(Beginning of Provided data)
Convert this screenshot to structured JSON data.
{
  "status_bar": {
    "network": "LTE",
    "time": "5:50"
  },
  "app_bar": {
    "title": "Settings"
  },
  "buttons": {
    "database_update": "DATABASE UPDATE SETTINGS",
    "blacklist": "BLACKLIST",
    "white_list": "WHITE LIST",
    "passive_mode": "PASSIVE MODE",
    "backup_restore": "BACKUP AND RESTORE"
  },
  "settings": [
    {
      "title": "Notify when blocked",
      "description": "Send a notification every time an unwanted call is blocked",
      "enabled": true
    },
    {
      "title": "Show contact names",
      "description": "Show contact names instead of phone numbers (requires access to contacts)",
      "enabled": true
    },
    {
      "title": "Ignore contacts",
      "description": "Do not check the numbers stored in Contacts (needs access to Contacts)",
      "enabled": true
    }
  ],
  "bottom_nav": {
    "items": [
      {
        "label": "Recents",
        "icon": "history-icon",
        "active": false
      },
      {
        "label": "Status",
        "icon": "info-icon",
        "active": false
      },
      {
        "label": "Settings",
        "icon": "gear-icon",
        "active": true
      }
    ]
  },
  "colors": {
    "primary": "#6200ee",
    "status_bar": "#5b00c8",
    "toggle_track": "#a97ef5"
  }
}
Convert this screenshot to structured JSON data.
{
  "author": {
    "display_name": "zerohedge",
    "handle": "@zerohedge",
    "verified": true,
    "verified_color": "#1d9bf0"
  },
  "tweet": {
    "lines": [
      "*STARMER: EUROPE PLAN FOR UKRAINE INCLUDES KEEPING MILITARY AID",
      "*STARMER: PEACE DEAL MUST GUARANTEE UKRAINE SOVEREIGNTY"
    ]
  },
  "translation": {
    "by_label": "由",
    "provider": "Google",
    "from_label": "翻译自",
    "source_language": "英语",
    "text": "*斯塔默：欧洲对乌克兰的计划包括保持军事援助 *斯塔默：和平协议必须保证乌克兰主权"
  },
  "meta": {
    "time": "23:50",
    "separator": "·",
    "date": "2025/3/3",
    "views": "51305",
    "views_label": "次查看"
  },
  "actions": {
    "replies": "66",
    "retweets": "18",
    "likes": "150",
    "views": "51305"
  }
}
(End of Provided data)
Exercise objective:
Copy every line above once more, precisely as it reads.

Task output:
Convert this screenshot to structured JSON data.
{
  "status_bar": {
    "network": "LTE",
    "time": "5:50"
  },
  "app_bar": {
    "title": "Settings"
  },
  "buttons": {
    "database_update": "DATABASE UPDATE SETTINGS",
    "blacklist": "BLACKLIST",
    "white_list": "WHITE LIST",
    "passive_mode": "PASSIVE MODE",
    "backup_restore": "BACKUP AND RESTORE"
  },
  "settings": [
    {
      "title": "Notify when blocked",
      "description": "Send a notification every time an unwanted call is blocked",
      "enabled": true
    },
    {
      "title": "Show contact names",
      "description": "Show contact names instead of phone numbers (requires access to contacts)",
      "enabled": true
    },
    {
      "title": "Ignore contacts",
      "description": "Do not check the numbers stored in Contacts (needs access to Contacts)",
      "enabled": true
    }
  ],
  "bottom_nav": {
    "items": [
      {
        "label": "Recents",
        "icon": "history-icon",
        "active": false
      },
      {
        "label": "Status",
        "icon": "info-icon",
        "active": false
      },
      {
        "label": "Settings",
        "icon": "gear-icon",
        "active": true
      }
    ]
  },
  "colors": {
    "primary": "#6200ee",
    "status_bar": "#5b00c8",
    "toggle_track": "#a97ef5"
  }
}
Convert this screenshot to structured JSON data.
{
  "author": {
    "display_name": "zerohedge",
    "handle": "@zerohedge",
    "verified": true,
    "verified_color": "#1d9bf0"
  },
  "tweet": {
    "lines": [
      "*STARMER: EUROPE PLAN FOR UKRAINE INCLUDES KEEPING MILITARY AID",
      "*STARMER: PEACE DEAL MUST GUARANTEE UKRAINE SOVEREIGNTY"
    ]
  },
  "translation": {
    "by_label": "由",
    "provider": "Google",
    "from_label": "翻译自",
    "source_language": "英语",
    "text": "*斯塔默：欧洲对乌克兰的计划包括保持军事援助 *斯塔默：和平协议必须保证乌克兰主权"
  },
  "meta": {
    "time": "23:50",
    "separator": "·",
    "date": "2025/3/3",
    "views": "51305",
    "views_label": "次查看"
  },
  "actions": {
    "replies": "66",
    "retweets": "18",
    "likes": "150",
    "views": "51305"
  }
}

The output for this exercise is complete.